Task statement: In the records that follow, show each line where the word "this" is present.

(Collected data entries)
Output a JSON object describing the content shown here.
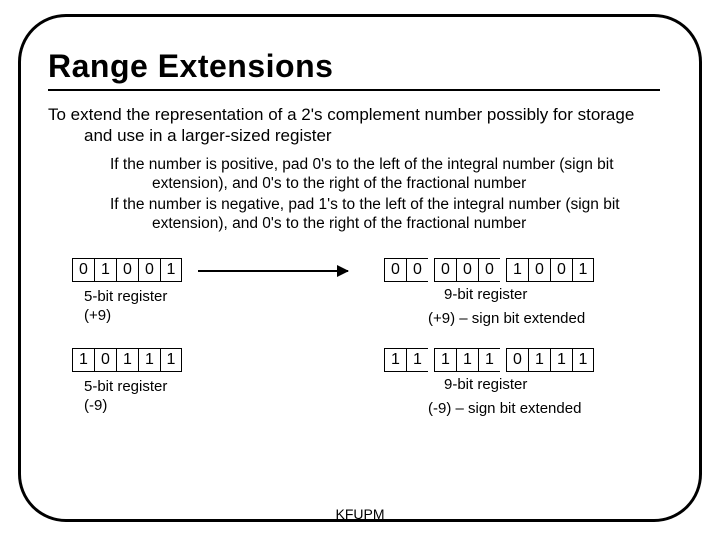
{
  "title": "Range Extensions",
  "intro": "To extend the representation of a 2's complement number possibly for storage and use in a larger-sized register",
  "rule_pos": "If the number is positive, pad 0's to the left of the integral number (sign bit extension), and 0's to the right of the fractional number",
  "rule_neg": "If the number is negative, pad 1's to the left of the integral number (sign bit extension), and 0's to the right of the fractional number",
  "reg5_pos": {
    "bits": [
      "0",
      "1",
      "0",
      "0",
      "1"
    ],
    "caption_l1": "5-bit register",
    "caption_l2": "(+9)"
  },
  "reg9_pos": {
    "bits_a": [
      "0",
      "0"
    ],
    "bits_b": [
      "0",
      "0",
      "0"
    ],
    "bits_c": [
      "1",
      "0",
      "0",
      "1"
    ],
    "caption_l1": "9-bit register",
    "caption_l2": "(+9) – sign bit extended"
  },
  "reg5_neg": {
    "bits": [
      "1",
      "0",
      "1",
      "1",
      "1"
    ],
    "caption_l1": "5-bit register",
    "caption_l2": "(-9)"
  },
  "reg9_neg": {
    "bits_a": [
      "1",
      "1"
    ],
    "bits_b": [
      "1",
      "1",
      "1"
    ],
    "bits_c": [
      "0",
      "1",
      "1",
      "1"
    ],
    "caption_l1": "9-bit register",
    "caption_l2": "(-9) – sign bit extended"
  },
  "footer": "KFUPM"
}
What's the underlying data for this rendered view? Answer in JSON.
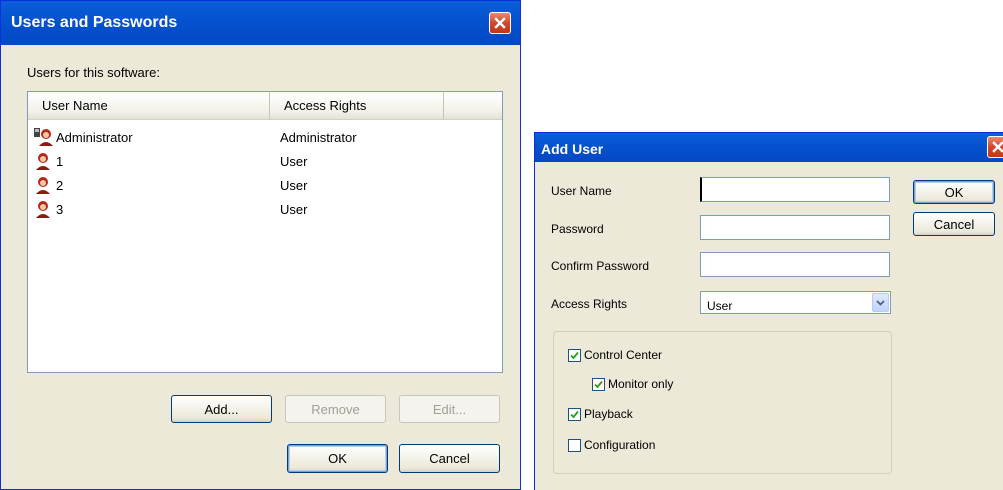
{
  "users_dialog": {
    "title": "Users and Passwords",
    "users_label": "Users for this software:",
    "columns": [
      "User Name",
      "Access Rights"
    ],
    "rows": [
      {
        "name": "Administrator",
        "rights": "Administrator",
        "icon": "admin-user-icon"
      },
      {
        "name": "1",
        "rights": "User",
        "icon": "user-icon"
      },
      {
        "name": "2",
        "rights": "User",
        "icon": "user-icon"
      },
      {
        "name": "3",
        "rights": "User",
        "icon": "user-icon"
      }
    ],
    "add_label": "Add...",
    "remove_label": "Remove",
    "edit_label": "Edit...",
    "ok_label": "OK",
    "cancel_label": "Cancel"
  },
  "add_user_dialog": {
    "title": "Add User",
    "user_name_label": "User Name",
    "password_label": "Password",
    "confirm_password_label": "Confirm Password",
    "access_rights_label": "Access Rights",
    "access_rights_value": "User",
    "user_name_value": "",
    "password_value": "",
    "confirm_password_value": "",
    "ok_label": "OK",
    "cancel_label": "Cancel",
    "permissions": {
      "control_center": {
        "label": "Control Center",
        "checked": true
      },
      "monitor_only": {
        "label": "Monitor only",
        "checked": true
      },
      "playback": {
        "label": "Playback",
        "checked": true
      },
      "configuration": {
        "label": "Configuration",
        "checked": false
      }
    }
  },
  "colors": {
    "title_bar": "#0553d0",
    "dialog_face": "#ece9d8",
    "close_button": "#d4472b"
  }
}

Written reply:
What's the underlying data for this rendered view? Answer in JSON.
    "users_label": "Users for this software:",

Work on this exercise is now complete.